It’s worth mentioning again that the Twins aren’t a very good test. Even with finding playing time this year for Justin Morneau, Lew Ford and Michael Cuddyer, they have serious OBP issues. I don’t know how many teams make the playoffs, much less success in them, batting players with .315 and .330 OBPs in the #2 and #3 spots. Add in the execrable catchers who play in the absence of Joe Mauer—Henry Blanco seems to always bat with two on and two out, doesn’t he?–and it’s a pretty bad lineup.
None of that should matter today. Johan Santana doesn’t lose, and he’s facing an unreognizable version of Javier Vazquez so a Game Five in New York on Sunday is likely. That would be a great matchup, two righties who throw strikes and who have been pitching well down the stretch.

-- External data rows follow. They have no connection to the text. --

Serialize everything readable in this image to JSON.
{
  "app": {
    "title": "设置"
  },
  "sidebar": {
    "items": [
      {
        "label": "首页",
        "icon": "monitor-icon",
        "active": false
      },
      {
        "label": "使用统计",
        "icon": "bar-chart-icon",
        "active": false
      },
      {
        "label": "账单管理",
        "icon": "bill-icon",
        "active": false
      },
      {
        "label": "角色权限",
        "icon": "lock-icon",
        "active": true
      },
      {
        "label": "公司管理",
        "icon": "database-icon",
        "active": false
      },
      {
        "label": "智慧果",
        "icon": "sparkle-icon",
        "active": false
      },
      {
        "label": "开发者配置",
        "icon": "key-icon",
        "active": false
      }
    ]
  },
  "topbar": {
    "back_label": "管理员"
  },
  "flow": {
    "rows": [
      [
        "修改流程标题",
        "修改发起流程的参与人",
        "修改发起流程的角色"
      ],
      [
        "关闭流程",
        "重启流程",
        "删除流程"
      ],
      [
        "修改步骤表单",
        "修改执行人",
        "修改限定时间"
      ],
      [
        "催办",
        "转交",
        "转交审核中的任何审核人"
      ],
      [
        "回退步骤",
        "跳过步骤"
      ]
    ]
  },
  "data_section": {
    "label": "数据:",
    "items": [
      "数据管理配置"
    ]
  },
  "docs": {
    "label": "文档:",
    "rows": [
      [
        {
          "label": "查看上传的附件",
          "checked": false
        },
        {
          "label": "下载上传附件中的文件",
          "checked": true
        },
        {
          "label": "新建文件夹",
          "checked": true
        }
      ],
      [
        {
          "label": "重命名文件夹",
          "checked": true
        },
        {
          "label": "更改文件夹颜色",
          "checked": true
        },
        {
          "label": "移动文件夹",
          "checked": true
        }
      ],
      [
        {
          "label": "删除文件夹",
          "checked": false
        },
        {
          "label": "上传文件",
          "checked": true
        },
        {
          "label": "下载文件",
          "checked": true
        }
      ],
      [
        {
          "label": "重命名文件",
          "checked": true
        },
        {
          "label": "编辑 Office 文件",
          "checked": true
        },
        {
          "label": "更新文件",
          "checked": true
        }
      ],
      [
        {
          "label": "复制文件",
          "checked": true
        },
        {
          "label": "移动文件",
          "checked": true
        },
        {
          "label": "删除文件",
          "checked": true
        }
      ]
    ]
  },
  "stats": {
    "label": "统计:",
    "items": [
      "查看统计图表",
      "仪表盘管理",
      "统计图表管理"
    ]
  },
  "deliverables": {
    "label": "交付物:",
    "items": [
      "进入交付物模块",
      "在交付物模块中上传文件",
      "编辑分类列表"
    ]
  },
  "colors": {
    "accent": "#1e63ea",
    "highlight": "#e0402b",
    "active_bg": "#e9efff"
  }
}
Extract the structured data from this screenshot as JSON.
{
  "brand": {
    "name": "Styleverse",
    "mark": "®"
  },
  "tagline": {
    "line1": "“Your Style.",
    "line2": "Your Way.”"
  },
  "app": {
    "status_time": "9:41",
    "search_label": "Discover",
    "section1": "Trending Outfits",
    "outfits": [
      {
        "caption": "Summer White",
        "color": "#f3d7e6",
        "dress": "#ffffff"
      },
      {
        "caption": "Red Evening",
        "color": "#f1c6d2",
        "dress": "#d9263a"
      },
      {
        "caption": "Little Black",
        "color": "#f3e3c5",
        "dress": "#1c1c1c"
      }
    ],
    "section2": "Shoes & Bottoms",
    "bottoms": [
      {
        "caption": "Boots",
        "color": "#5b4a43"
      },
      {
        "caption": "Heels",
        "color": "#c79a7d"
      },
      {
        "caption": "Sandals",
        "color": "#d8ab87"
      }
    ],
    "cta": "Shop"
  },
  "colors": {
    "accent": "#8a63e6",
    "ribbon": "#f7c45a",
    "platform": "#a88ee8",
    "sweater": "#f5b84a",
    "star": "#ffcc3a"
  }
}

Over in the NL, the big news is that Roger Clemens is apparently going to start Sunday on short rest. It’s not a terrible idea–it certainly adds pressure on the Braves to win today against Brandon Backe, which might be the reason for the announcement–but it makes you wonder, then, why Clemens wasn’t taken out a bit sooner in the Astros’ Game One blowout of the Braves.
Still, having to win two out of the three with Clemens and Roy Oswalt making two starts is a lot different than trying to do so with Clemens and Bob Knepper or Vern Ruhle or whoever was going to start Game Four. Today’s game takes on a different meaning with the Braves facing two excellent starters, albeit ones on short rest, in Games Four and Five.
With all the decisions about relief usage–closer usage–we’ve seen this week, it’s worth mentioning that the driving force behind the decision is the gap in quality between the ace and the next-best guys. It makes sense for the Astros to ride Brad Lidge and the Braves to get max innings from John Smoltz because the drop-off between each pitcher and his teammates is pretty significant. The Angels, just to use one example, have enough quality relievers that they don’t have to lean so hard on one guy.
I mention this because the Dodgers have their backs against the wall an a comparable situation with Eric Gagne. We may very well see Jim Tracy have to make the same kind of decision that Ron Gardenhire, Phil Garner and Bobby Cox were faced with this week.
Thank you for reading
This is a free article. If you enjoyed it, consider subscribing to Baseball Prospectus. Subscriptions support ongoing public baseball research and analysis in an increasingly proprietary environment.Subscribe now